#### Given data:
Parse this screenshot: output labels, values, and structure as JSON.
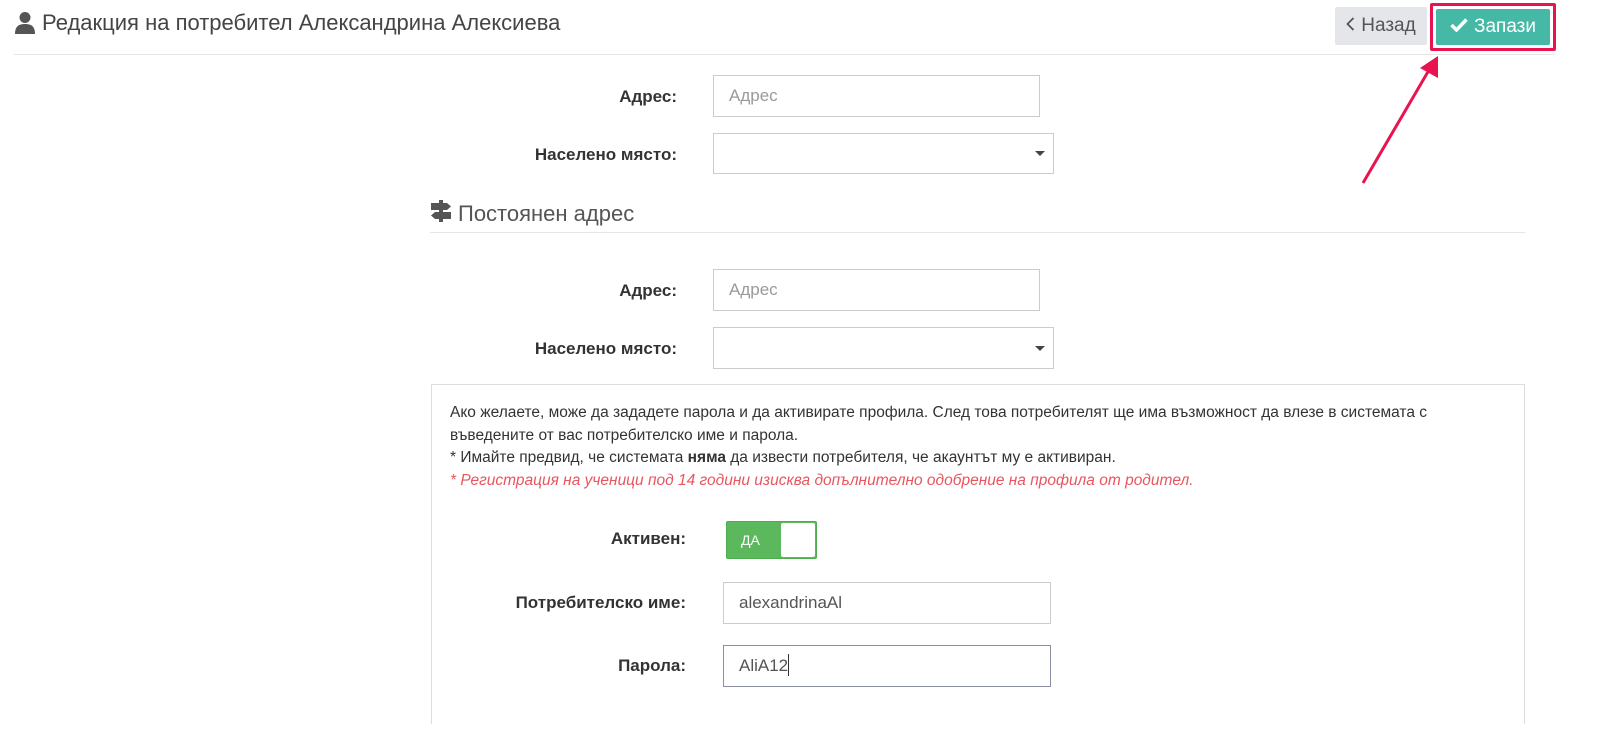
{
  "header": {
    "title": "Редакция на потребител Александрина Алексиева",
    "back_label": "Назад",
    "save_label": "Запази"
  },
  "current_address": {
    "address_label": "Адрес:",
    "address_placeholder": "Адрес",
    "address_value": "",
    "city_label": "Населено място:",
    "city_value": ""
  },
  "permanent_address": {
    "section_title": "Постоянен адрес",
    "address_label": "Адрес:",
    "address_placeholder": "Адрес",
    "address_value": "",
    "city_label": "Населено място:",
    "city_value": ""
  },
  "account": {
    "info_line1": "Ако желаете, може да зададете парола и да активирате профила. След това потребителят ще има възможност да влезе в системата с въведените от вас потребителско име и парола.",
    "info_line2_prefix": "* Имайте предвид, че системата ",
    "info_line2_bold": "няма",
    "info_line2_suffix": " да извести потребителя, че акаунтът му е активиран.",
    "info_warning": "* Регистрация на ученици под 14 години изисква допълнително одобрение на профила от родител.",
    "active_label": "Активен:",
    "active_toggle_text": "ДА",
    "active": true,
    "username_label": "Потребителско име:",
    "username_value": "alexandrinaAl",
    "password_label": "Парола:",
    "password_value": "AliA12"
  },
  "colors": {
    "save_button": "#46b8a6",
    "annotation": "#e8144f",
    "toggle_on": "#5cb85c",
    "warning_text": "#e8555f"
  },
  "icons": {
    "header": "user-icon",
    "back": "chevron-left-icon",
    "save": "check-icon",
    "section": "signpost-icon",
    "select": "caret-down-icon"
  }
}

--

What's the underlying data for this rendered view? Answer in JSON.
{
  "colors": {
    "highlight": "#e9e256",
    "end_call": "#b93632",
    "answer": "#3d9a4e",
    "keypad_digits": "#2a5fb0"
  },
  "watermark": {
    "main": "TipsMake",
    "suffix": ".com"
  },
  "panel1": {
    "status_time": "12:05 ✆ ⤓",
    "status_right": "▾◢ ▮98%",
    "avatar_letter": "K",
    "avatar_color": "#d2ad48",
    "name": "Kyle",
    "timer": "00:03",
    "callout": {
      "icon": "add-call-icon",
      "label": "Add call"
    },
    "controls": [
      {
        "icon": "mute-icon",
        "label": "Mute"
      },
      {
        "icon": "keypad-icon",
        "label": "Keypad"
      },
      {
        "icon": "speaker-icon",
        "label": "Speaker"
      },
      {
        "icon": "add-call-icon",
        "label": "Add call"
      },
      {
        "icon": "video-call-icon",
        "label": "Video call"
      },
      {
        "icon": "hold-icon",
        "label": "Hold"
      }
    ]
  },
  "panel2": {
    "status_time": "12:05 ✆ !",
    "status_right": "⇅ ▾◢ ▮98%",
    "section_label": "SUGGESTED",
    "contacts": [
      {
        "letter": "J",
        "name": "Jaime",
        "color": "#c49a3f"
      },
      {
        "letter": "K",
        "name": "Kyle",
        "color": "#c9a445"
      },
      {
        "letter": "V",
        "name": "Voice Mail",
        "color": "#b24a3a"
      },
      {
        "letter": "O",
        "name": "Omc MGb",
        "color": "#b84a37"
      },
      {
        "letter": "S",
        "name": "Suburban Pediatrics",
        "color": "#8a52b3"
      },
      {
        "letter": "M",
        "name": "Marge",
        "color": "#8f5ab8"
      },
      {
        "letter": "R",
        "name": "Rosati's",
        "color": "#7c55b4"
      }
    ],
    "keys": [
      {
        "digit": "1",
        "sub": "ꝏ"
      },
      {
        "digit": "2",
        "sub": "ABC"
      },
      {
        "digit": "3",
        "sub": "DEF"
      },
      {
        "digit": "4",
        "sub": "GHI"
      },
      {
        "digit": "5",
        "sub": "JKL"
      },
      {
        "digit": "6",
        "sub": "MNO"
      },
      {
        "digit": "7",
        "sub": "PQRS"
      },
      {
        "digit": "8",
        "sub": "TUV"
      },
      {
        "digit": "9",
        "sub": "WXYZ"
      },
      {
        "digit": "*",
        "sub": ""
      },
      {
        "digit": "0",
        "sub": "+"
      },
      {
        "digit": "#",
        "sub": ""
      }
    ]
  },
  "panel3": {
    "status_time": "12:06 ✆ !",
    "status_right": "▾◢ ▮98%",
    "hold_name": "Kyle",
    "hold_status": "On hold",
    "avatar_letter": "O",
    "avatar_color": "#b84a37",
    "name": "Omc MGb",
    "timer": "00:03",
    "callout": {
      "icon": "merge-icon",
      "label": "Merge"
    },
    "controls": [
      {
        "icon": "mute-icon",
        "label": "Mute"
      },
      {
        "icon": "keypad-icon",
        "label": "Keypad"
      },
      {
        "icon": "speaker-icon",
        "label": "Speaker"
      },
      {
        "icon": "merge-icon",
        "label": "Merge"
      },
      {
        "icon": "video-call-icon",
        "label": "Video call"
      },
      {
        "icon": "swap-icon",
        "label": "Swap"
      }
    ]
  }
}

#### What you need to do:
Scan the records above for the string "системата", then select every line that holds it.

#### Completed task:
    "info_line1": "Ако желаете, може да зададете парола и да активирате профила. След това потребителят ще има възможност да влезе в системата с въведените от вас потребителско име и парола.",
    "info_line2_prefix": "* Имайте предвид, че системата ",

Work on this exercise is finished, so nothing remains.